Instead, the influence of the social, economic and cultural determinants of health suggests the need for a comprehensive and collaborative approach to improving health that addresses root causes and tries to avert illness and injury before they occur. "Population health promotion" (Hamilton and Bhatti 1996) is becoming a common way to integrate the evidence of the broader determinants of health (the population health approach) with the actions of health promotion. These actions can and should be implemented at a variety of levels and sectors for them to have maximum effect. Much of the work to improve these conditions falls under the mandate of sectors outside of the traditional healthcare system, including education, justice, housing, employment and others. While the healthcare sector cannot undertake this agenda alone, it can initiate dialogue and act as a collaborator in efforts to improve the well-being of members of the population, especially with those groups that are experiencing poor health. High-quality healthcare services must be supported by policies and programs in communities that allow people time and opportunity to care for each other, without compromising their own health or financial security. The intended outcomes of population health promotion, therefore, include supported institutional, social and physical environments as well as enhanced individual and community capacities.

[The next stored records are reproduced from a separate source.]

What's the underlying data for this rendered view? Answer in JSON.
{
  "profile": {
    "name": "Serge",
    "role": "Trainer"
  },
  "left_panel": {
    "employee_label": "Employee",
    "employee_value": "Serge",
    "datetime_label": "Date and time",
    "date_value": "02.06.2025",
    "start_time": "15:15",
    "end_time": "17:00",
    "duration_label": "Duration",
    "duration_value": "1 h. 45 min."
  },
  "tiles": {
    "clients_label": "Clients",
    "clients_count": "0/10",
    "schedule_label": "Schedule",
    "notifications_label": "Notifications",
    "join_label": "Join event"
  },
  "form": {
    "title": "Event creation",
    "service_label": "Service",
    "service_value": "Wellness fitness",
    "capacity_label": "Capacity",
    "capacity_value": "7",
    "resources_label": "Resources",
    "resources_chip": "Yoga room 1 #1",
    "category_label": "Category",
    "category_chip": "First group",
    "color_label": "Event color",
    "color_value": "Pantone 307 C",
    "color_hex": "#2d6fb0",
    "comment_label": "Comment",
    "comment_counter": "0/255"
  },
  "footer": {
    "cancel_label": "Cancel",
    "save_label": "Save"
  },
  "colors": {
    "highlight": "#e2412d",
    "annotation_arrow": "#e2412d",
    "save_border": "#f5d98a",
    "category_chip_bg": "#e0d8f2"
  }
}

A population health promotion approach works to improve the underlying conditions of people's lives that enable them to be healthy. As well, it aims to reduce inequities in those conditions that place some members of the community at a disadvantage for maintaining optimal health. Population health promotion includes a variety of approaches to reach these goals. Through the proactive identification of risk behaviours and environmental conditions of client and population groups, population health promotion works to prevent problems before they occur and to avoid further problems from occurring after injury or illness is already present. The ideal result is an enhanced sense of health and quality of life for individuals and families in that community.
The North Karelia Project, a community-based health promotion program in Finland to reduce cardiovascular disorders, has demonstrated the potential of effective population health promotion at work. The project has reported both cost-benefit and cost-effective analysis for its successful heart health interventions in 1972 (onset) and again in 1992. After 20 years, the cardiovascular disease mortality rate in men declined by 68%, while coronary heart disease mortality in men declined by 73% (Puska et al. 1998). During the same period, Finland experienced a US$600 million decrease in its overall cardiovascular-related social cost for those aged 35 to 64 years (Puska et al. 1995).